Are you living a rich, meaningful and fulfilling life? Are you acting as the person you want to be? Are you behaving in the way you want to behave? Do you surround yourself with the people who support you to live a rich and meaningful life?

If you’ve hesitated to answer any of the above questions, or if your responses are the opposite of the intended response, it is time to sit for a moment and focus on, or identify with, your values.

Values drive us. They motivate us. They incentivize us. Values help us to lead lives which are richer and more meaningful. They help to define who we really are, and how we wish to behave. If we are living our values, we are more likely to be leading more positive, rewarding lives; and doing those things which matter most to us.

How do you define your values?

There are many values audits and checklists out there, and they are usually the best place to start.

I would recommend this checklist – with special thanks to Russ Harris, Psychotherapist, Coach, Medical Practitioner and ACT trainer and therapist, for developing this tool.

We can have a whole host of values which will make our lives more meaningful, however some values will be more important to you than others. For example, you might feel courage or bravery is incredibly important and you strive towards reflecting this each day in your behaviour. Whereas being creative or innovative, despite being important to you, is not something you need to demonstrate through your behaviour or actions on a daily basis.
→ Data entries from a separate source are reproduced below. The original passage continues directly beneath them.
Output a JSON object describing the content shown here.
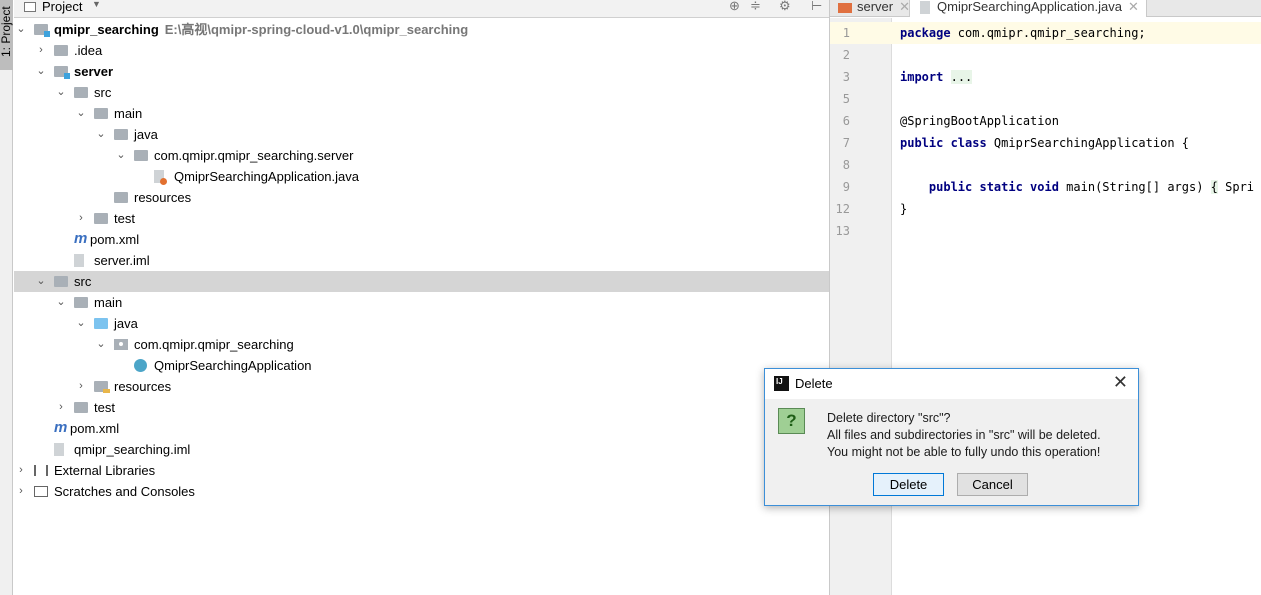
{
  "tool_strip": {
    "label": "1: Project"
  },
  "project_panel": {
    "title": "Project"
  },
  "tree": [
    {
      "label": "qmipr_searching",
      "path": "E:\\高视\\qmipr-spring-cloud-v1.0\\qmipr_searching",
      "level": 0,
      "arrow": "open",
      "icon": "module-folder-icon",
      "bold": true
    },
    {
      "label": ".idea",
      "level": 1,
      "arrow": "closed",
      "icon": "folder-icon"
    },
    {
      "label": "server",
      "level": 1,
      "arrow": "open",
      "icon": "module-folder-icon",
      "bold": true
    },
    {
      "label": "src",
      "level": 2,
      "arrow": "open",
      "icon": "folder-icon"
    },
    {
      "label": "main",
      "level": 3,
      "arrow": "open",
      "icon": "folder-icon"
    },
    {
      "label": "java",
      "level": 4,
      "arrow": "open",
      "icon": "folder-icon"
    },
    {
      "label": "com.qmipr.qmipr_searching.server",
      "level": 5,
      "arrow": "open",
      "icon": "folder-icon"
    },
    {
      "label": "QmiprSearchingApplication.java",
      "level": 6,
      "arrow": "",
      "icon": "java-file-icon"
    },
    {
      "label": "resources",
      "level": 4,
      "arrow": "",
      "icon": "folder-icon"
    },
    {
      "label": "test",
      "level": 3,
      "arrow": "closed",
      "icon": "folder-icon"
    },
    {
      "label": "pom.xml",
      "level": 2,
      "arrow": "",
      "icon": "maven-icon"
    },
    {
      "label": "server.iml",
      "level": 2,
      "arrow": "",
      "icon": "iml-file-icon"
    },
    {
      "label": "src",
      "level": 1,
      "arrow": "open",
      "icon": "folder-icon",
      "selected": true
    },
    {
      "label": "main",
      "level": 2,
      "arrow": "open",
      "icon": "folder-icon"
    },
    {
      "label": "java",
      "level": 3,
      "arrow": "open",
      "icon": "source-folder-icon"
    },
    {
      "label": "com.qmipr.qmipr_searching",
      "level": 4,
      "arrow": "open",
      "icon": "package-icon"
    },
    {
      "label": "QmiprSearchingApplication",
      "level": 5,
      "arrow": "",
      "icon": "spring-class-icon"
    },
    {
      "label": "resources",
      "level": 3,
      "arrow": "closed",
      "icon": "resources-folder-icon"
    },
    {
      "label": "test",
      "level": 2,
      "arrow": "closed",
      "icon": "folder-icon"
    },
    {
      "label": "pom.xml",
      "level": 1,
      "arrow": "",
      "icon": "maven-icon"
    },
    {
      "label": "qmipr_searching.iml",
      "level": 1,
      "arrow": "",
      "icon": "iml-file-icon"
    },
    {
      "label": "External Libraries",
      "level": 0,
      "arrow": "closed",
      "icon": "libraries-icon"
    },
    {
      "label": "Scratches and Consoles",
      "level": 0,
      "arrow": "closed",
      "icon": "scratches-icon"
    }
  ],
  "editor": {
    "tabs": [
      {
        "label": "server",
        "active": false
      },
      {
        "label": "QmiprSearchingApplication.java",
        "active": true
      }
    ],
    "lines": [
      {
        "n": "1",
        "html": "<span class='kw'>package</span> com.qmipr.qmipr_searching;",
        "current": true
      },
      {
        "n": "2",
        "html": ""
      },
      {
        "n": "3",
        "html": "<span class='kw'>import</span> <span class='fold'>...</span>"
      },
      {
        "n": "5",
        "html": ""
      },
      {
        "n": "6",
        "html": "@SpringBootApplication"
      },
      {
        "n": "7",
        "html": "<span class='kw'>public class</span> QmiprSearchingApplication {"
      },
      {
        "n": "8",
        "html": ""
      },
      {
        "n": "9",
        "html": "    <span class='kw'>public static void</span> main(String[] args) <span class='fold'>{</span> Spri"
      },
      {
        "n": "12",
        "html": "}"
      },
      {
        "n": "13",
        "html": ""
      }
    ]
  },
  "dialog": {
    "title": "Delete",
    "line1": "Delete directory \"src\"?",
    "line2": "All files and subdirectories in \"src\" will be deleted.",
    "line3": "You might not be able to fully undo this operation!",
    "delete_label": "Delete",
    "cancel_label": "Cancel",
    "question_glyph": "?",
    "logo_text": "IJ"
  }
}
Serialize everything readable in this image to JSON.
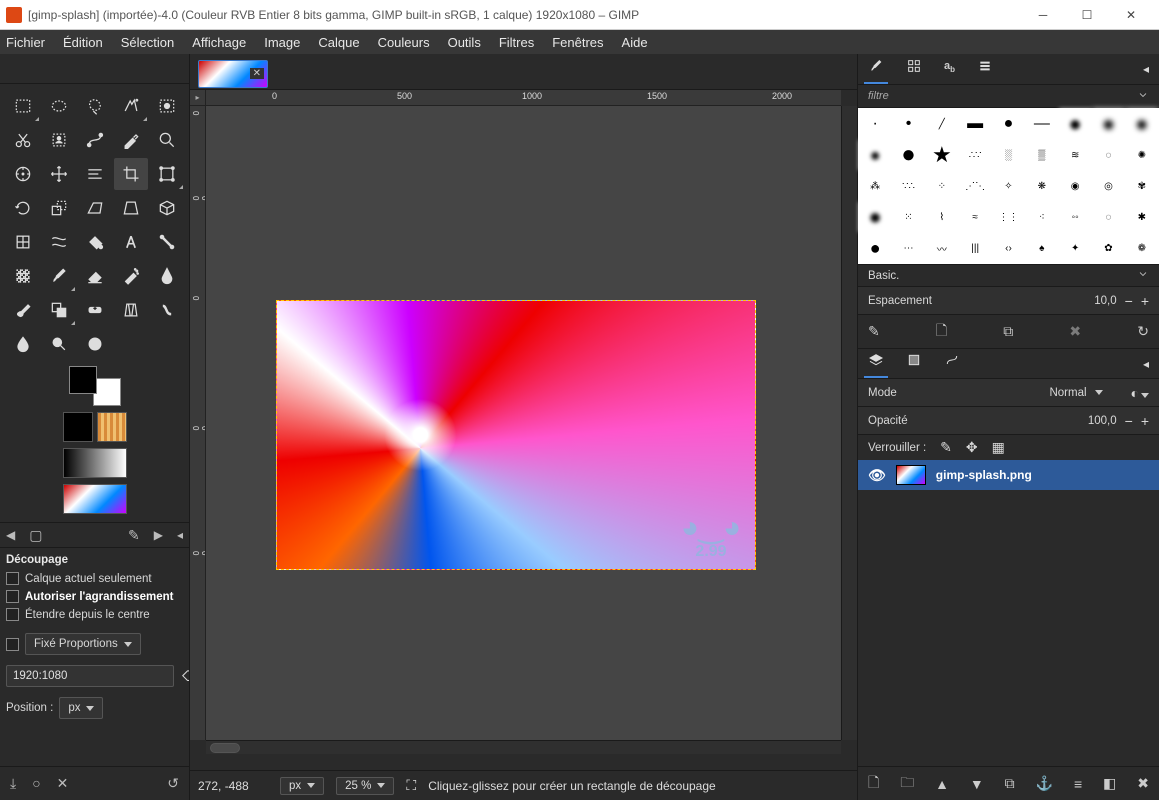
{
  "title": "[gimp-splash] (importée)-4.0 (Couleur RVB Entier 8 bits gamma, GIMP built-in sRGB, 1 calque) 1920x1080 – GIMP",
  "menus": [
    "Fichier",
    "Édition",
    "Sélection",
    "Affichage",
    "Image",
    "Calque",
    "Couleurs",
    "Outils",
    "Filtres",
    "Fenêtres",
    "Aide"
  ],
  "ruler_top": [
    "0",
    "500",
    "1000",
    "1500",
    "2000"
  ],
  "ruler_left": [
    "0",
    "500",
    "1000",
    "0"
  ],
  "status": {
    "coords": "272, -488",
    "unit": "px",
    "zoom": "25 %",
    "hint": "Cliquez-glissez pour créer un rectangle de découpage"
  },
  "tool_options": {
    "title": "Découpage",
    "chk1": "Calque actuel seulement",
    "chk2": "Autoriser l'agrandissement",
    "chk3": "Étendre depuis le centre",
    "fixed": "Fixé Proportions",
    "ratio": "1920:1080",
    "position_label": "Position :",
    "unit": "px"
  },
  "brushes": {
    "filter_placeholder": "filtre",
    "selected_name": "Basic.",
    "spacing_label": "Espacement",
    "spacing_value": "10,0"
  },
  "layers": {
    "tabs_mode_label": "Mode",
    "mode_value": "Normal",
    "opacity_label": "Opacité",
    "opacity_value": "100,0",
    "lock_label": "Verrouiller :",
    "layer_name": "gimp-splash.png"
  },
  "wilber_version": "2.99"
}
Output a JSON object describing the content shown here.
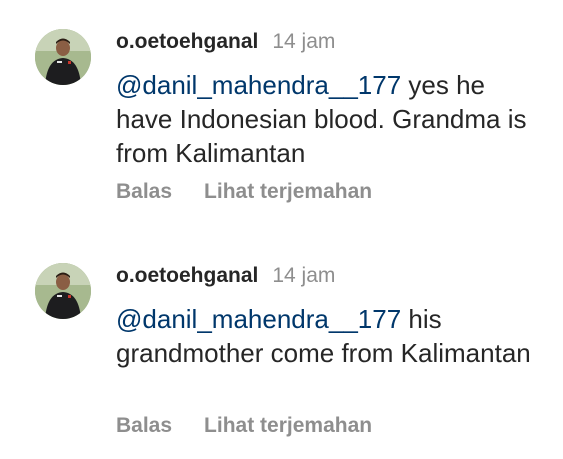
{
  "comments": [
    {
      "username": "o.oetoehganal",
      "timestamp": "14 jam",
      "mention": "@danil_mahendra__177",
      "text": " yes he have Indonesian blood. Grandma is from Kalimantan",
      "reply_label": "Balas",
      "translate_label": "Lihat terjemahan"
    },
    {
      "username": "o.oetoehganal",
      "timestamp": "14 jam",
      "mention": "@danil_mahendra__177",
      "text": " his grandmother come from Kalimantan",
      "reply_label": "Balas",
      "translate_label": "Lihat terjemahan"
    }
  ],
  "colors": {
    "mention": "#00376b",
    "text": "#262626",
    "muted": "#8e8e8e"
  }
}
Values can include things like:

– Honesty and authenticity

– Respect and fairness

– Kindness and compassion

– Playful and fun

– Self-loving and self-care

– Mindful and present

– Helpful and generous

– Committed and reliable

– Hardworking and efficiency

Once you have been able to identify those values which are MOST important to you, you can then start to make some movement towards achieving greater alignment towards those values; to enable you to live an existence which is more meaningful.

Next steps..

What I would recommend is to identify 1 life domain (relationships, social/leisure, health and wellbeing, work, personal development, finance, outlook etc) and set some SMART goals which reflect your values. SMART goals are Specific, Motivated by your values, Adaptive (will this goal help to improve your life?), Realistic and Time-focused.

Remain self-compassionate when setting your goals – nothing too big too soon! This will lead to greater success and results.

“When your values are clear to you, making decisions becomes easier” Roy E. Disney

Take care, and best wishes always!

Libby McLean

EAP Specialist, Coach and Trainer